    Yeah I agree. It wouldn’t surprise me if JBJ gets invited. Do you know when the invites will be published? I read that they sent the invites out today.

  • Larry Brown

    Is Ethan Happ staying?

  • TomJameson

    Swanigan is most likely going to get invited to the combine, don’t see how he won’t be.

  • beppecolo

    What I was thinking as well. He’s got BB smarts. I’m a Nuggets fan and would really like him on the team.

  • He was also an all American and even picked by some as national player of the year in ’12.

  • Arch Puddington

    You’re putting words in his mouth. He didn’t say that OG has no basketball brains or that he isn’t a good player, just that there are legitimate questions about how good he is — relative to the NBA, not college — especially in light of his injury. It’s a totally fair thing to say. He had some really impactful performances in the latter half of his freshman year, particularly on defense, but his offensive game was just good, not great. And his sophomore year stats were as follows: 11 pts, 5 rebounds, 31% 3PFG, 56% FT.

    I don’t agree that somebody will lose a job for drafting him, but everything else Kyl470 has said is reasonable and fair.

  • SCHoosier

    As long as we’re dealing in fantasy here..let’s wish James a Steph Curry kind of year if he comes back:)

  • bball at nick’s
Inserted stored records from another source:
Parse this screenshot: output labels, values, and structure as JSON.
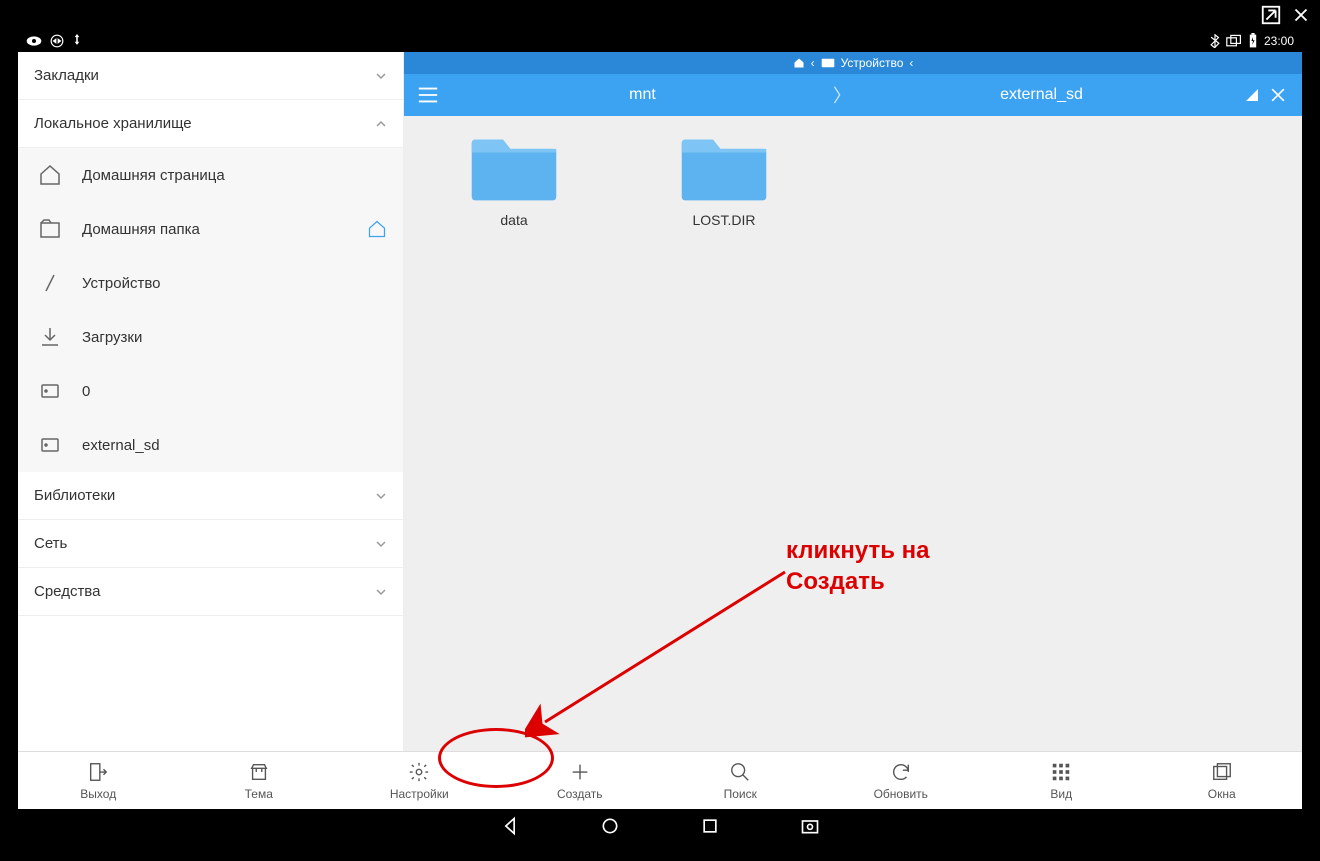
{
  "status": {
    "time": "23:00"
  },
  "sidebar": {
    "sections": {
      "bookmarks": "Закладки",
      "local_storage": "Локальное хранилище",
      "libraries": "Библиотеки",
      "network": "Сеть",
      "tools": "Средства"
    },
    "items": {
      "home_page": "Домашняя страница",
      "home_folder": "Домашняя папка",
      "device": "Устройство",
      "downloads": "Загрузки",
      "zero": "0",
      "external_sd": "external_sd"
    }
  },
  "breadcrumb": {
    "device_label": "Устройство"
  },
  "path": {
    "seg1": "mnt",
    "seg2": "external_sd"
  },
  "folders": {
    "f1": "data",
    "f2": "LOST.DIR"
  },
  "toolbar": {
    "exit": "Выход",
    "theme": "Тема",
    "settings": "Настройки",
    "create": "Создать",
    "search": "Поиск",
    "refresh": "Обновить",
    "view": "Вид",
    "windows": "Окна"
  },
  "annotation": {
    "line1": "кликнуть на",
    "line2": "Создать"
  }
}
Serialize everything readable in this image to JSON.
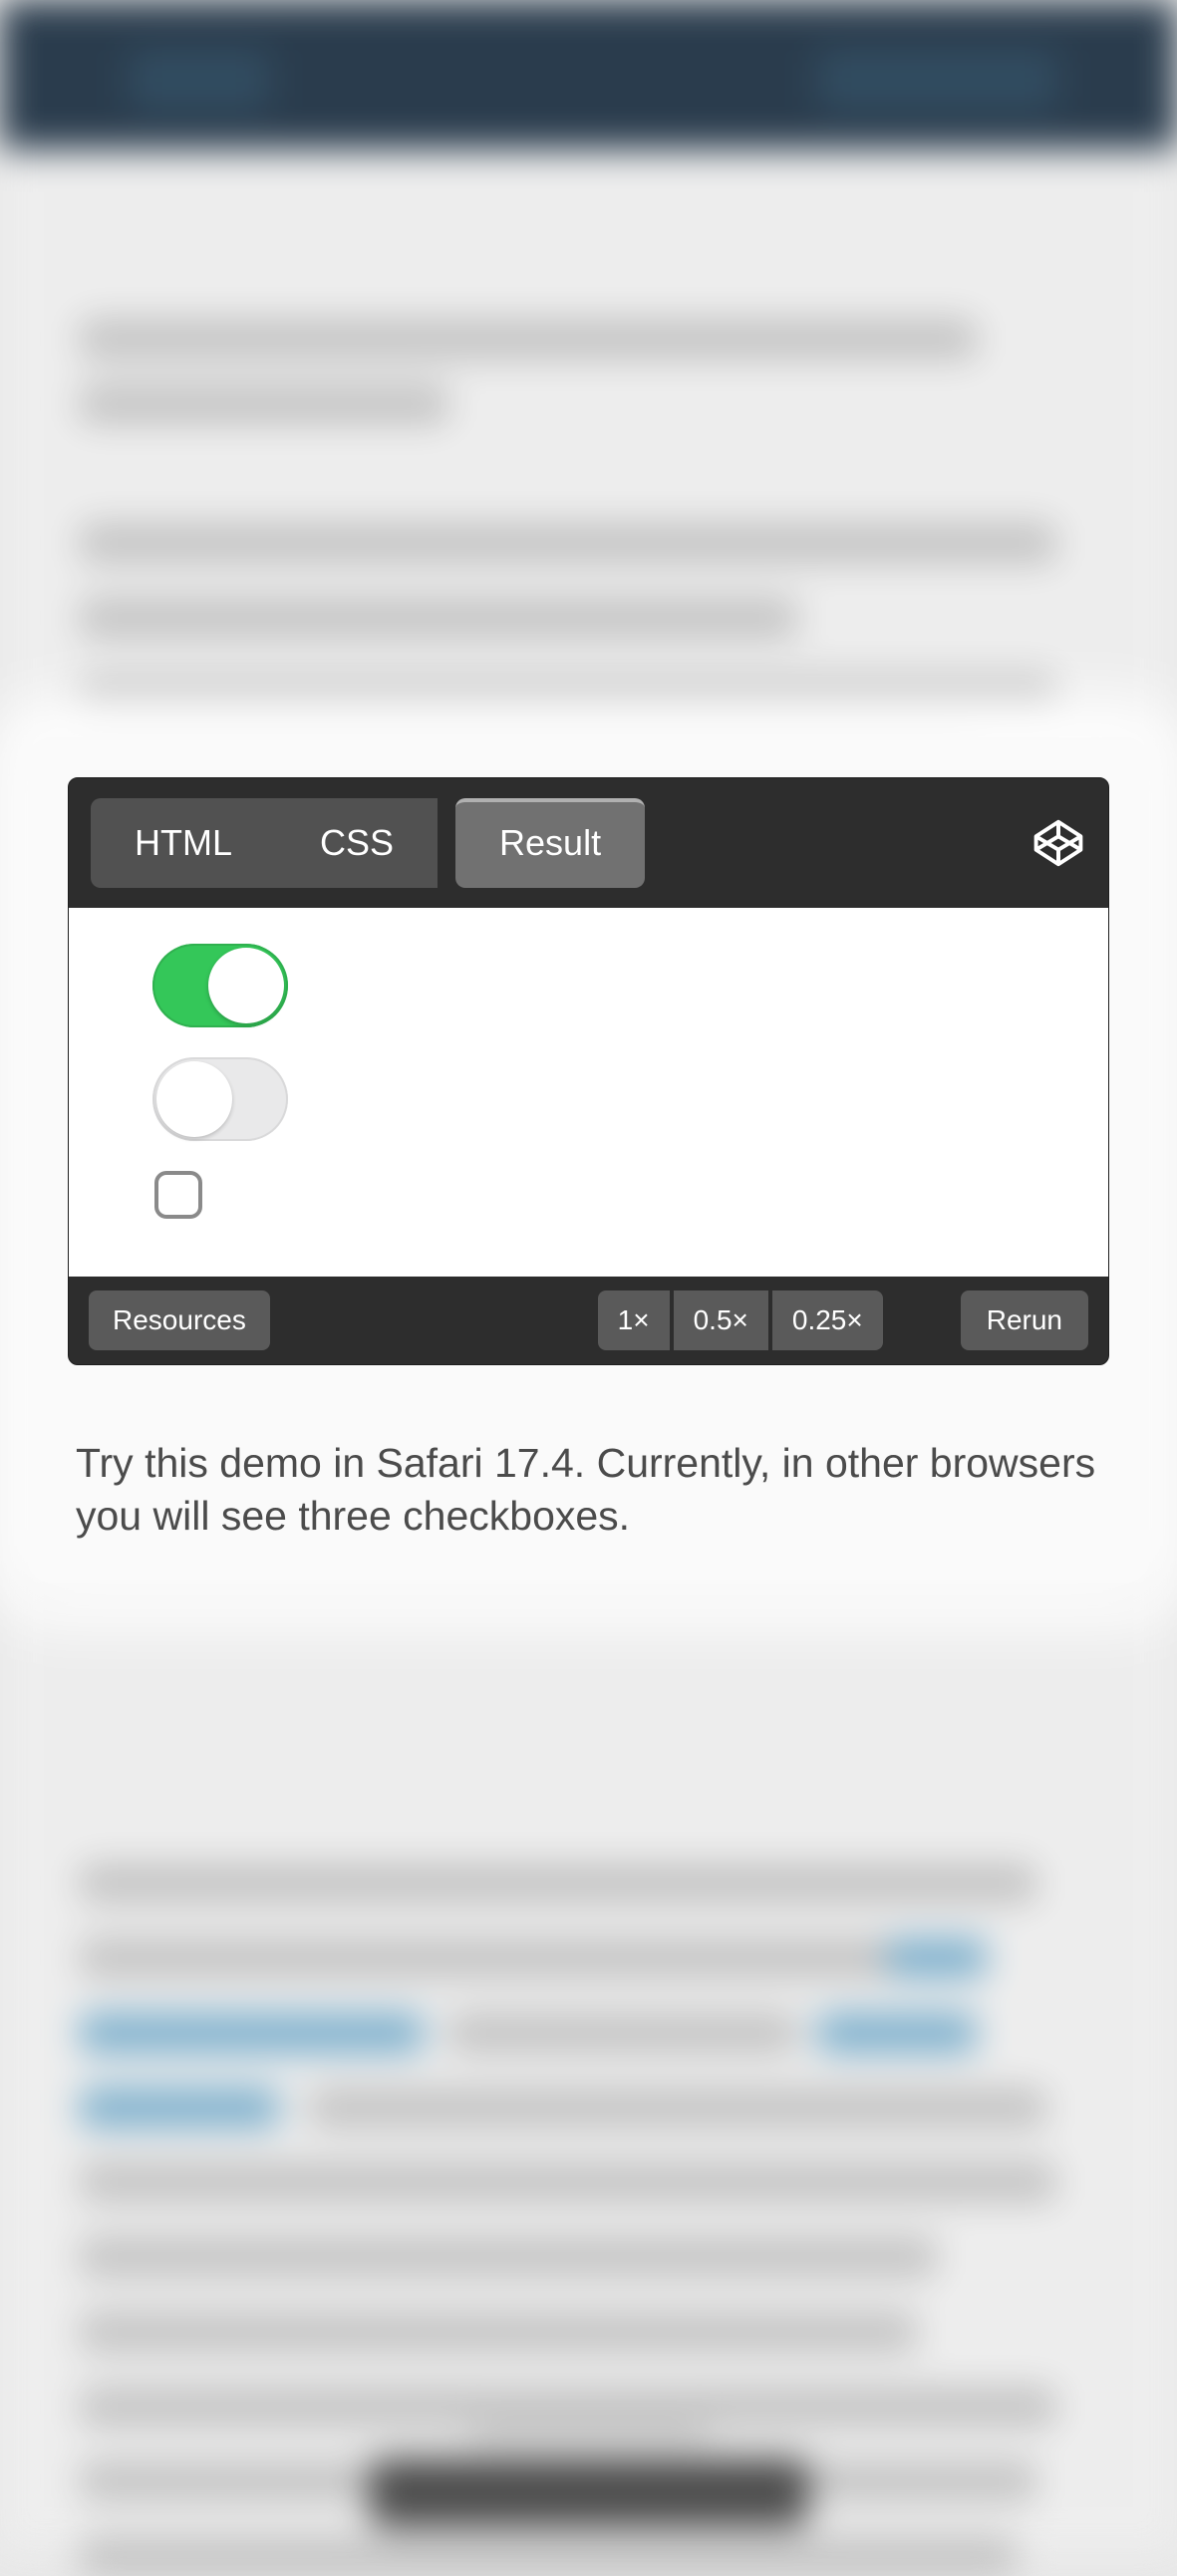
{
  "embed": {
    "tabs": {
      "html": "HTML",
      "css": "CSS",
      "result": "Result"
    },
    "footer": {
      "resources": "Resources",
      "zoom": [
        "1×",
        "0.5×",
        "0.25×"
      ],
      "rerun": "Rerun"
    }
  },
  "caption": "Try this demo in Safari 17.4. Currently, in other browsers you will see three checkboxes.",
  "colors": {
    "switch_on": "#34c759",
    "embed_bg": "#2d2d2d"
  }
}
    He said that the “only” thing OG has proven is that he is an “elite level athlete.” Help me out! What does this say about OG’s brains? Or, to use another favorite on ITH, his basketball “IQ”?

  • Zora Clevenger

    No argument that Barnes did a good thing by taking in Caleb and steering him on a good path. But I also stand by my position that Barnes shopped him around, pulled him from MSU to get a better offer from Purdue and now stands to make big $ as his agent. Life had few moral absolutes, and this is a good example. My original point was that Caleb does not need an agent because his guardian is his agent.